“I noticed the crazy price discrepancy between the cost of making jewelry and what people were selling for. I wanted to do this at a price that I would like myself, and what the product feels is worth to me. It’s too scarce on the market right now, for well-made, desirable pieces,” Zajdman said.
While Zajdman oversaw the broader accessories market at InStyle, as well as other fashion titles like Vogue.com and Marie Claire, she always had a particular fondness for jewelry. Estelle Galerie is named for Zajdman’s grandmother, whose drawers were overflowing with jewelry trinkets that she gave her granddaughter as a kind of aesthetic education.
“I started getting into her jewelry vanity at a young age — she had a closet full of jewelry, costume pieces from the ’70s, really crazy stuff. I was very interested in it and I learned a lot from it,” Zajdman said.
The designer, who now lives between Paris and New York, began laying the foundation for her brand in the months leading up to COVID-19 and decided to double down on the project immediately after InStyle closed in February.
Many of the gems in the collection, such as hand-carved lapis lazuli ornaments, had already been sourced on Zajdman’s brand’s first business trip to India in 2019. All that was missing was his website.
Earlier this month, the site went live, offering what Zajdman describes as a “curation” of vintage jewelry and artifacts, curated for those with a collector’s mindset.
The tight array of statuesque gold-plated cocktail rings, fine pendants strung on 18-karat gold chains or silk cords, and refined drop earrings sit alongside found objects like an antique sterling silver perfume bottle or a Cartier lighter from the 70’s.
The designer has also sought strands of vintage natural stones for necklaces that exude a kind of upscale bohemianism, the kind she dabbles in while flying between Paris and her family’s home in northern Vermont.
Zajdman will release new designs every few months in a drop format and will increase in frequency as Estelle Galerie grows. She’s also in talks with retailers to put together small, exclusive wholesale releases.

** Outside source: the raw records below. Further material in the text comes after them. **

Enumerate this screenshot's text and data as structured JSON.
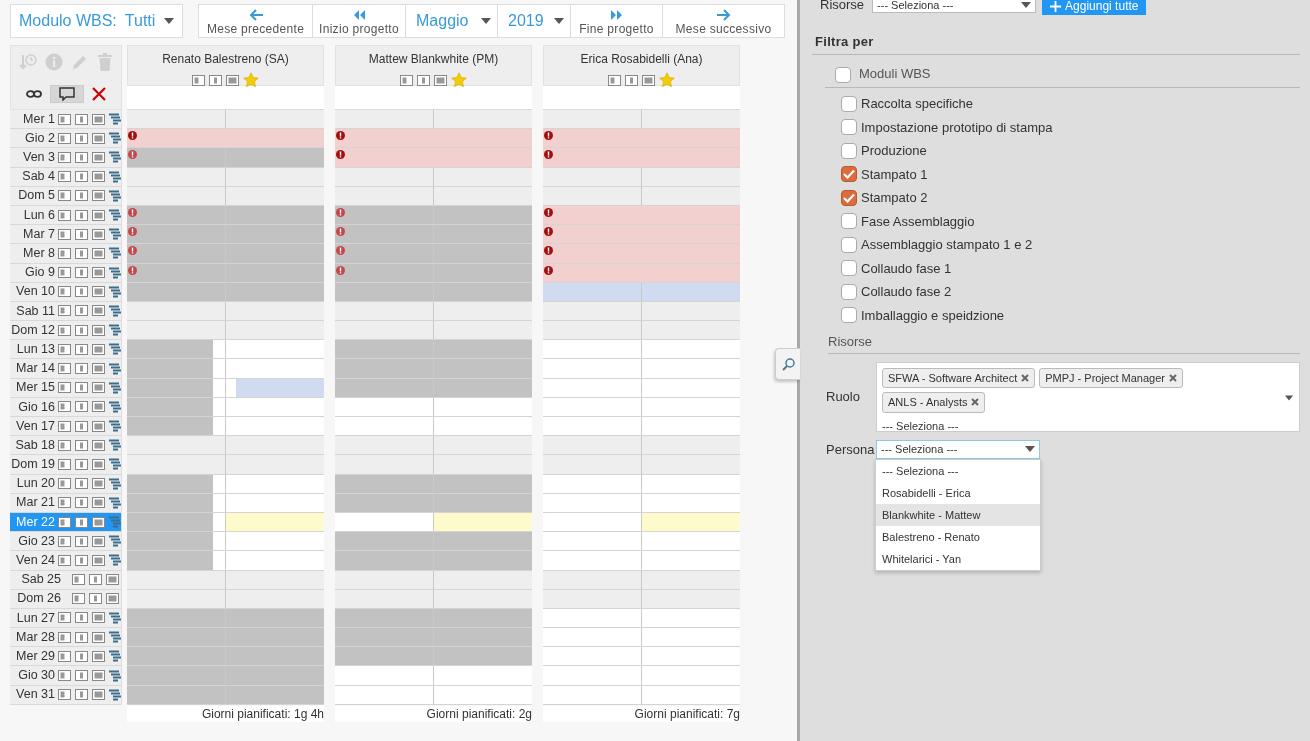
{
  "wbs_filter": {
    "label": "Modulo WBS:",
    "value": "Tutti"
  },
  "nav": [
    {
      "kind": "prev",
      "label": "Mese precedente"
    },
    {
      "kind": "start",
      "label": "Inizio progetto"
    },
    {
      "kind": "select",
      "value": "Maggio"
    },
    {
      "kind": "select",
      "value": "2019"
    },
    {
      "kind": "end",
      "label": "Fine progetto"
    },
    {
      "kind": "next",
      "label": "Mese successivo"
    }
  ],
  "tools": [
    {
      "kind": "history",
      "disabled": true
    },
    {
      "kind": "info",
      "disabled": true
    },
    {
      "kind": "edit",
      "disabled": true
    },
    {
      "kind": "delete",
      "disabled": true
    }
  ],
  "view_tools": [
    {
      "kind": "link",
      "on": false
    },
    {
      "kind": "comment",
      "on": true
    },
    {
      "kind": "clear",
      "on": false
    }
  ],
  "days": [
    {
      "label": "Mer 1",
      "selected": false,
      "gantt": true
    },
    {
      "label": "Gio 2",
      "selected": false,
      "gantt": true
    },
    {
      "label": "Ven 3",
      "selected": false,
      "gantt": true
    },
    {
      "label": "Sab 4",
      "selected": false,
      "gantt": true
    },
    {
      "label": "Dom 5",
      "selected": false,
      "gantt": true
    },
    {
      "label": "Lun 6",
      "selected": false,
      "gantt": true
    },
    {
      "label": "Mar 7",
      "selected": false,
      "gantt": true
    },
    {
      "label": "Mer 8",
      "selected": false,
      "gantt": true
    },
    {
      "label": "Gio 9",
      "selected": false,
      "gantt": true
    },
    {
      "label": "Ven 10",
      "selected": false,
      "gantt": true
    },
    {
      "label": "Sab 11",
      "selected": false,
      "gantt": true
    },
    {
      "label": "Dom 12",
      "selected": false,
      "gantt": true
    },
    {
      "label": "Lun 13",
      "selected": false,
      "gantt": true
    },
    {
      "label": "Mar 14",
      "selected": false,
      "gantt": true
    },
    {
      "label": "Mer 15",
      "selected": false,
      "gantt": true
    },
    {
      "label": "Gio 16",
      "selected": false,
      "gantt": true
    },
    {
      "label": "Ven 17",
      "selected": false,
      "gantt": true
    },
    {
      "label": "Sab 18",
      "selected": false,
      "gantt": true
    },
    {
      "label": "Dom 19",
      "selected": false,
      "gantt": true
    },
    {
      "label": "Lun 20",
      "selected": false,
      "gantt": true
    },
    {
      "label": "Mar 21",
      "selected": false,
      "gantt": true
    },
    {
      "label": "Mer 22",
      "selected": true,
      "gantt": true
    },
    {
      "label": "Gio 23",
      "selected": false,
      "gantt": true
    },
    {
      "label": "Ven 24",
      "selected": false,
      "gantt": true
    },
    {
      "label": "Sab 25",
      "selected": false,
      "gantt": false
    },
    {
      "label": "Dom 26",
      "selected": false,
      "gantt": false
    },
    {
      "label": "Lun 27",
      "selected": false,
      "gantt": true
    },
    {
      "label": "Mar 28",
      "selected": false,
      "gantt": true
    },
    {
      "label": "Mer 29",
      "selected": false,
      "gantt": true
    },
    {
      "label": "Gio 30",
      "selected": false,
      "gantt": true
    },
    {
      "label": "Ven 31",
      "selected": false,
      "gantt": true
    }
  ],
  "people": [
    {
      "name": "Renato Balestreno (SA)",
      "starred": true,
      "total": "Giorni pianificati: 1g 4h",
      "cells": [
        {
          "alert": false,
          "halves": [
            {
              "kind": "off"
            },
            {
              "kind": "off"
            }
          ]
        },
        {
          "alert": true,
          "halves": [
            {
              "kind": "conflict"
            },
            {
              "kind": "conflict"
            }
          ]
        },
        {
          "alert": true,
          "halves": [
            {
              "kind": "busy"
            },
            {
              "kind": "busy"
            }
          ]
        },
        {
          "alert": false,
          "halves": [
            {
              "kind": "off"
            },
            {
              "kind": "off"
            }
          ]
        },
        {
          "alert": false,
          "halves": [
            {
              "kind": "off"
            },
            {
              "kind": "off"
            }
          ]
        },
        {
          "alert": true,
          "halves": [
            {
              "kind": "busy"
            },
            {
              "kind": "busy"
            }
          ]
        },
        {
          "alert": true,
          "halves": [
            {
              "kind": "busy"
            },
            {
              "kind": "busy"
            }
          ]
        },
        {
          "alert": true,
          "halves": [
            {
              "kind": "busy"
            },
            {
              "kind": "busy"
            }
          ]
        },
        {
          "alert": true,
          "halves": [
            {
              "kind": "busy"
            },
            {
              "kind": "busy"
            }
          ]
        },
        {
          "alert": false,
          "halves": [
            {
              "kind": "busy"
            },
            {
              "kind": "busy"
            }
          ]
        },
        {
          "alert": false,
          "halves": [
            {
              "kind": "off"
            },
            {
              "kind": "off"
            }
          ]
        },
        {
          "alert": false,
          "halves": [
            {
              "kind": "off"
            },
            {
              "kind": "off"
            }
          ]
        },
        {
          "alert": false,
          "halves": [
            {
              "kind": "busy_partial"
            },
            {
              "kind": "free"
            }
          ]
        },
        {
          "alert": false,
          "halves": [
            {
              "kind": "busy_partial"
            },
            {
              "kind": "free"
            }
          ]
        },
        {
          "alert": false,
          "halves": [
            {
              "kind": "busy_partial"
            },
            {
              "kind": "planned_partial"
            }
          ]
        },
        {
          "alert": false,
          "halves": [
            {
              "kind": "busy_partial"
            },
            {
              "kind": "free"
            }
          ]
        },
        {
          "alert": false,
          "halves": [
            {
              "kind": "busy_partial"
            },
            {
              "kind": "free"
            }
          ]
        },
        {
          "alert": false,
          "halves": [
            {
              "kind": "off"
            },
            {
              "kind": "off"
            }
          ]
        },
        {
          "alert": false,
          "halves": [
            {
              "kind": "off"
            },
            {
              "kind": "off"
            }
          ]
        },
        {
          "alert": false,
          "halves": [
            {
              "kind": "busy_partial"
            },
            {
              "kind": "free"
            }
          ]
        },
        {
          "alert": false,
          "halves": [
            {
              "kind": "busy_partial"
            },
            {
              "kind": "free"
            }
          ]
        },
        {
          "alert": false,
          "halves": [
            {
              "kind": "busy_partial"
            },
            {
              "kind": "today"
            }
          ]
        },
        {
          "alert": false,
          "halves": [
            {
              "kind": "busy_partial"
            },
            {
              "kind": "free"
            }
          ]
        },
        {
          "alert": false,
          "halves": [
            {
              "kind": "busy_partial"
            },
            {
              "kind": "free"
            }
          ]
        },
        {
          "alert": false,
          "halves": [
            {
              "kind": "off"
            },
            {
              "kind": "off"
            }
          ]
        },
        {
          "alert": false,
          "halves": [
            {
              "kind": "off"
            },
            {
              "kind": "off"
            }
          ]
        },
        {
          "alert": false,
          "halves": [
            {
              "kind": "busy"
            },
            {
              "kind": "busy"
            }
          ]
        },
        {
          "alert": false,
          "halves": [
            {
              "kind": "busy"
            },
            {
              "kind": "busy"
            }
          ]
        },
        {
          "alert": false,
          "halves": [
            {
              "kind": "busy"
            },
            {
              "kind": "busy"
            }
          ]
        },
        {
          "alert": false,
          "halves": [
            {
              "kind": "busy"
            },
            {
              "kind": "busy"
            }
          ]
        },
        {
          "alert": false,
          "halves": [
            {
              "kind": "busy"
            },
            {
              "kind": "busy"
            }
          ]
        }
      ]
    },
    {
      "name": "Mattew Blankwhite (PM)",
      "starred": true,
      "total": "Giorni pianificati: 2g",
      "cells": [
        {
          "alert": false,
          "halves": [
            {
              "kind": "off"
            },
            {
              "kind": "off"
            }
          ]
        },
        {
          "alert": true,
          "halves": [
            {
              "kind": "conflict"
            },
            {
              "kind": "conflict"
            }
          ]
        },
        {
          "alert": true,
          "halves": [
            {
              "kind": "conflict"
            },
            {
              "kind": "conflict"
            }
          ]
        },
        {
          "alert": false,
          "halves": [
            {
              "kind": "off"
            },
            {
              "kind": "off"
            }
          ]
        },
        {
          "alert": false,
          "halves": [
            {
              "kind": "off"
            },
            {
              "kind": "off"
            }
          ]
        },
        {
          "alert": true,
          "halves": [
            {
              "kind": "busy"
            },
            {
              "kind": "busy"
            }
          ]
        },
        {
          "alert": true,
          "halves": [
            {
              "kind": "busy"
            },
            {
              "kind": "busy"
            }
          ]
        },
        {
          "alert": true,
          "halves": [
            {
              "kind": "busy"
            },
            {
              "kind": "busy"
            }
          ]
        },
        {
          "alert": true,
          "halves": [
            {
              "kind": "busy"
            },
            {
              "kind": "busy"
            }
          ]
        },
        {
          "alert": false,
          "halves": [
            {
              "kind": "busy"
            },
            {
              "kind": "busy"
            }
          ]
        },
        {
          "alert": false,
          "halves": [
            {
              "kind": "off"
            },
            {
              "kind": "off"
            }
          ]
        },
        {
          "alert": false,
          "halves": [
            {
              "kind": "off"
            },
            {
              "kind": "off"
            }
          ]
        },
        {
          "alert": false,
          "halves": [
            {
              "kind": "busy"
            },
            {
              "kind": "busy"
            }
          ]
        },
        {
          "alert": false,
          "halves": [
            {
              "kind": "busy"
            },
            {
              "kind": "busy"
            }
          ]
        },
        {
          "alert": false,
          "halves": [
            {
              "kind": "busy"
            },
            {
              "kind": "busy"
            }
          ]
        },
        {
          "alert": false,
          "halves": [
            {
              "kind": "free"
            },
            {
              "kind": "free"
            }
          ]
        },
        {
          "alert": false,
          "halves": [
            {
              "kind": "free"
            },
            {
              "kind": "free"
            }
          ]
        },
        {
          "alert": false,
          "halves": [
            {
              "kind": "off"
            },
            {
              "kind": "off"
            }
          ]
        },
        {
          "alert": false,
          "halves": [
            {
              "kind": "off"
            },
            {
              "kind": "off"
            }
          ]
        },
        {
          "alert": false,
          "halves": [
            {
              "kind": "busy"
            },
            {
              "kind": "busy"
            }
          ]
        },
        {
          "alert": false,
          "halves": [
            {
              "kind": "busy"
            },
            {
              "kind": "busy"
            }
          ]
        },
        {
          "alert": false,
          "halves": [
            {
              "kind": "free"
            },
            {
              "kind": "today"
            }
          ]
        },
        {
          "alert": false,
          "halves": [
            {
              "kind": "busy"
            },
            {
              "kind": "busy"
            }
          ]
        },
        {
          "alert": false,
          "halves": [
            {
              "kind": "busy"
            },
            {
              "kind": "busy"
            }
          ]
        },
        {
          "alert": false,
          "halves": [
            {
              "kind": "off"
            },
            {
              "kind": "off"
            }
          ]
        },
        {
          "alert": false,
          "halves": [
            {
              "kind": "off"
            },
            {
              "kind": "off"
            }
          ]
        },
        {
          "alert": false,
          "halves": [
            {
              "kind": "busy"
            },
            {
              "kind": "busy"
            }
          ]
        },
        {
          "alert": false,
          "halves": [
            {
              "kind": "busy"
            },
            {
              "kind": "busy"
            }
          ]
        },
        {
          "alert": false,
          "halves": [
            {
              "kind": "busy"
            },
            {
              "kind": "busy"
            }
          ]
        },
        {
          "alert": false,
          "halves": [
            {
              "kind": "free"
            },
            {
              "kind": "free"
            }
          ]
        },
        {
          "alert": false,
          "halves": [
            {
              "kind": "free"
            },
            {
              "kind": "free"
            }
          ]
        }
      ]
    },
    {
      "name": "Erica Rosabidelli (Ana)",
      "starred": true,
      "total": "Giorni pianificati: 7g",
      "cells": [
        {
          "alert": false,
          "halves": [
            {
              "kind": "off"
            },
            {
              "kind": "off"
            }
          ]
        },
        {
          "alert": true,
          "halves": [
            {
              "kind": "conflict"
            },
            {
              "kind": "conflict"
            }
          ]
        },
        {
          "alert": true,
          "halves": [
            {
              "kind": "conflict"
            },
            {
              "kind": "conflict"
            }
          ]
        },
        {
          "alert": false,
          "halves": [
            {
              "kind": "off"
            },
            {
              "kind": "off"
            }
          ]
        },
        {
          "alert": false,
          "halves": [
            {
              "kind": "off"
            },
            {
              "kind": "off"
            }
          ]
        },
        {
          "alert": true,
          "halves": [
            {
              "kind": "conflict"
            },
            {
              "kind": "conflict"
            }
          ]
        },
        {
          "alert": true,
          "halves": [
            {
              "kind": "conflict"
            },
            {
              "kind": "conflict"
            }
          ]
        },
        {
          "alert": true,
          "halves": [
            {
              "kind": "conflict"
            },
            {
              "kind": "conflict"
            }
          ]
        },
        {
          "alert": true,
          "halves": [
            {
              "kind": "conflict"
            },
            {
              "kind": "conflict"
            }
          ]
        },
        {
          "alert": false,
          "halves": [
            {
              "kind": "planned"
            },
            {
              "kind": "planned"
            }
          ]
        },
        {
          "alert": false,
          "halves": [
            {
              "kind": "off"
            },
            {
              "kind": "off"
            }
          ]
        },
        {
          "alert": false,
          "halves": [
            {
              "kind": "off"
            },
            {
              "kind": "off"
            }
          ]
        },
        {
          "alert": false,
          "halves": [
            {
              "kind": "free"
            },
            {
              "kind": "free"
            }
          ]
        },
        {
          "alert": false,
          "halves": [
            {
              "kind": "free"
            },
            {
              "kind": "free"
            }
          ]
        },
        {
          "alert": false,
          "halves": [
            {
              "kind": "free"
            },
            {
              "kind": "free"
            }
          ]
        },
        {
          "alert": false,
          "halves": [
            {
              "kind": "free"
            },
            {
              "kind": "free"
            }
          ]
        },
        {
          "alert": false,
          "halves": [
            {
              "kind": "free"
            },
            {
              "kind": "free"
            }
          ]
        },
        {
          "alert": false,
          "halves": [
            {
              "kind": "off"
            },
            {
              "kind": "off"
            }
          ]
        },
        {
          "alert": false,
          "halves": [
            {
              "kind": "off"
            },
            {
              "kind": "off"
            }
          ]
        },
        {
          "alert": false,
          "halves": [
            {
              "kind": "free"
            },
            {
              "kind": "free"
            }
          ]
        },
        {
          "alert": false,
          "halves": [
            {
              "kind": "free"
            },
            {
              "kind": "free"
            }
          ]
        },
        {
          "alert": false,
          "halves": [
            {
              "kind": "free"
            },
            {
              "kind": "today"
            }
          ]
        },
        {
          "alert": false,
          "halves": [
            {
              "kind": "free"
            },
            {
              "kind": "free"
            }
          ]
        },
        {
          "alert": false,
          "halves": [
            {
              "kind": "free"
            },
            {
              "kind": "free"
            }
          ]
        },
        {
          "alert": false,
          "halves": [
            {
              "kind": "off"
            },
            {
              "kind": "off"
            }
          ]
        },
        {
          "alert": false,
          "halves": [
            {
              "kind": "off"
            },
            {
              "kind": "off"
            }
          ]
        },
        {
          "alert": false,
          "halves": [
            {
              "kind": "free"
            },
            {
              "kind": "free"
            }
          ]
        },
        {
          "alert": false,
          "halves": [
            {
              "kind": "free"
            },
            {
              "kind": "free"
            }
          ]
        },
        {
          "alert": false,
          "halves": [
            {
              "kind": "free"
            },
            {
              "kind": "free"
            }
          ]
        },
        {
          "alert": false,
          "halves": [
            {
              "kind": "free"
            },
            {
              "kind": "free"
            }
          ]
        },
        {
          "alert": false,
          "halves": [
            {
              "kind": "free"
            },
            {
              "kind": "free"
            }
          ]
        }
      ]
    }
  ],
  "panel": {
    "resources_row": {
      "label": "Risorse",
      "select": "--- Seleziona ---",
      "button": "Aggiungi tutte"
    },
    "filter_title": "Filtra per",
    "group": {
      "label": "Moduli WBS",
      "checked": false
    },
    "modules": [
      {
        "label": "Raccolta specifiche",
        "checked": false
      },
      {
        "label": "Impostazione prototipo di stampa",
        "checked": false
      },
      {
        "label": "Produzione",
        "checked": false
      },
      {
        "label": "Stampato 1",
        "checked": true
      },
      {
        "label": "Stampato 2",
        "checked": true
      },
      {
        "label": "Fase Assemblaggio",
        "checked": false
      },
      {
        "label": "Assemblaggio stampato 1 e 2",
        "checked": false
      },
      {
        "label": "Collaudo fase 1",
        "checked": false
      },
      {
        "label": "Collaudo fase 2",
        "checked": false
      },
      {
        "label": "Imballaggio e speidzione",
        "checked": false
      }
    ],
    "resources_title": "Risorse",
    "role": {
      "label": "Ruolo",
      "tags": [
        "SFWA - Software Architect",
        "PMPJ - Project Manager",
        "ANLS - Analysts"
      ],
      "placeholder": "--- Seleziona ---"
    },
    "person": {
      "label": "Persona",
      "value": "--- Seleziona ---",
      "expanded": true,
      "options": [
        {
          "label": "--- Seleziona ---",
          "highlighted": false
        },
        {
          "label": "Rosabidelli - Erica",
          "highlighted": false
        },
        {
          "label": "Blankwhite - Mattew",
          "highlighted": true
        },
        {
          "label": "Balestreno - Renato",
          "highlighted": false
        },
        {
          "label": "Whitelarici - Yan",
          "highlighted": false
        }
      ]
    }
  }
}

For Zajdman, the goal is to offer exclusive markets to a large number of clients, turning it into something of a traveling antiques dealer. “I would like to have curated releases and do different trunk displays or seasonal collections for different venues. I don’t want to follow a fashion calendar, I want to be inspired and have special, one-of-a-kind pieces that are purposeful and feel intentional,” she said.